Input:
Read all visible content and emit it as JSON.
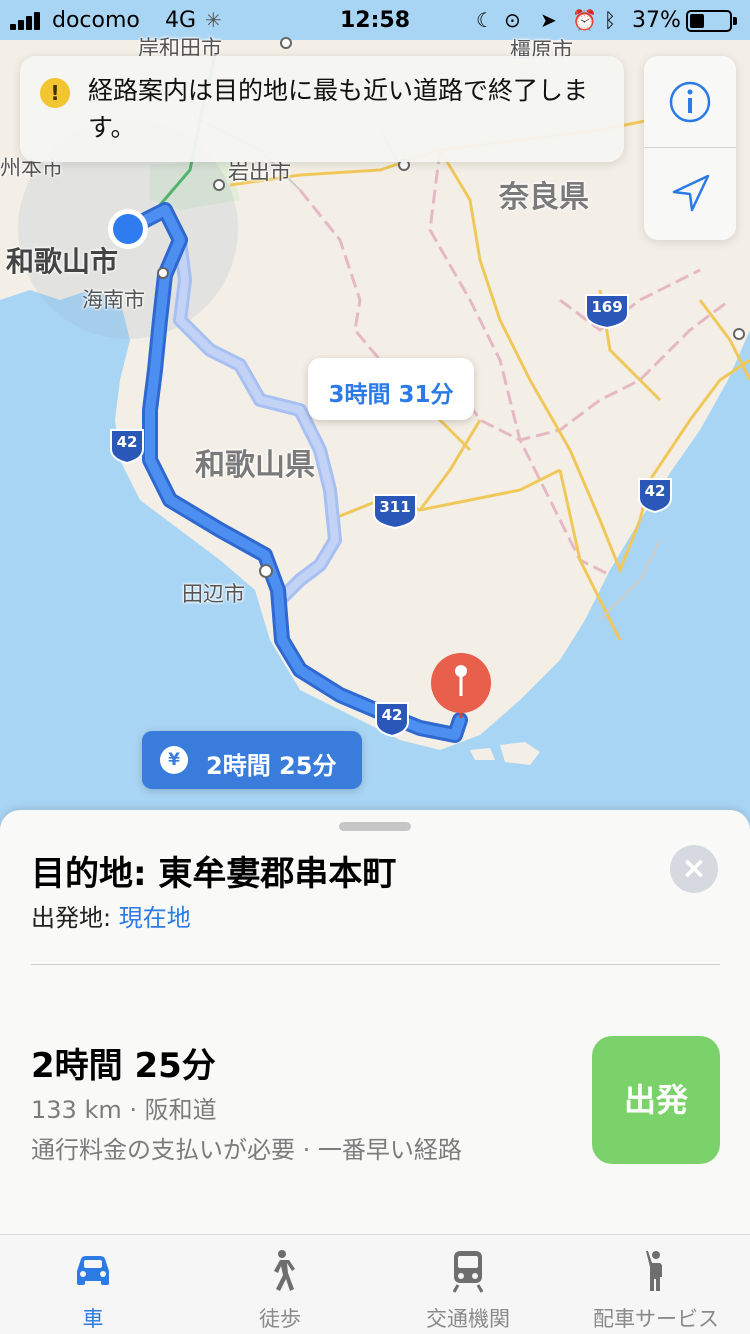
{
  "status_bar": {
    "carrier": "docomo",
    "network": "4G",
    "time": "12:58",
    "battery": "37%"
  },
  "notice": {
    "icon": "exclamation-icon",
    "text": "経路案内は目的地に最も近い道路で終了します。"
  },
  "map": {
    "labels": {
      "prefecture_nara": "奈良県",
      "prefecture_wakayama": "和歌山県",
      "city_wakayama": "和歌山市",
      "city_kainan": "海南市",
      "city_tanabe": "田辺市",
      "city_iwade": "岩出市",
      "city_kishiwada": "岸和田市",
      "city_kashihara": "橿原市",
      "city_izumi": "州本市"
    },
    "routes": {
      "shield_42": "42",
      "shield_169": "169",
      "shield_311": "311"
    },
    "alt_route_time": "3時間 31分",
    "main_route_time": "2時間 25分",
    "toll_icon": "¥"
  },
  "controls": {
    "info_icon": "info-icon",
    "location_icon": "location-arrow-icon"
  },
  "sheet": {
    "destination": "目的地: 東牟婁郡串本町",
    "origin_label": "出発地:",
    "origin_value": "現在地",
    "duration": "2時間 25分",
    "distance_route": "133 km · 阪和道",
    "notes": "通行料金の支払いが必要 · 一番早い経路",
    "go_button": "出発",
    "close_icon": "×"
  },
  "tabs": [
    {
      "label": "車",
      "icon": "car-icon",
      "active": true
    },
    {
      "label": "徒歩",
      "icon": "walk-icon",
      "active": false
    },
    {
      "label": "交通機関",
      "icon": "train-icon",
      "active": false
    },
    {
      "label": "配車サービス",
      "icon": "ride-icon",
      "active": false
    }
  ],
  "colors": {
    "accent": "#2c7be5",
    "route": "#3a7cdc",
    "go": "#7cd26a",
    "water": "#a8d4f3",
    "land": "#f2efe6"
  }
}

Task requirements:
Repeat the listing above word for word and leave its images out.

Response below:
Read all visible content and emit it as JSON.
{
  "status_bar": {
    "carrier": "docomo",
    "network": "4G",
    "time": "12:58",
    "battery": "37%"
  },
  "notice": {
    "icon": "exclamation-icon",
    "text": "経路案内は目的地に最も近い道路で終了します。"
  },
  "map": {
    "labels": {
      "prefecture_nara": "奈良県",
      "prefecture_wakayama": "和歌山県",
      "city_wakayama": "和歌山市",
      "city_kainan": "海南市",
      "city_tanabe": "田辺市",
      "city_iwade": "岩出市",
      "city_kishiwada": "岸和田市",
      "city_kashihara": "橿原市",
      "city_izumi": "州本市"
    },
    "routes": {
      "shield_42": "42",
      "shield_169": "169",
      "shield_311": "311"
    },
    "alt_route_time": "3時間 31分",
    "main_route_time": "2時間 25分",
    "toll_icon": "¥"
  },
  "controls": {
    "info_icon": "info-icon",
    "location_icon": "location-arrow-icon"
  },
  "sheet": {
    "destination": "目的地: 東牟婁郡串本町",
    "origin_label": "出発地:",
    "origin_value": "現在地",
    "duration": "2時間 25分",
    "distance_route": "133 km · 阪和道",
    "notes": "通行料金の支払いが必要 · 一番早い経路",
    "go_button": "出発",
    "close_icon": "×"
  },
  "tabs": [
    {
      "label": "車",
      "icon": "car-icon",
      "active": true
    },
    {
      "label": "徒歩",
      "icon": "walk-icon",
      "active": false
    },
    {
      "label": "交通機関",
      "icon": "train-icon",
      "active": false
    },
    {
      "label": "配車サービス",
      "icon": "ride-icon",
      "active": false
    }
  ],
  "colors": {
    "accent": "#2c7be5",
    "route": "#3a7cdc",
    "go": "#7cd26a",
    "water": "#a8d4f3",
    "land": "#f2efe6"
  }
}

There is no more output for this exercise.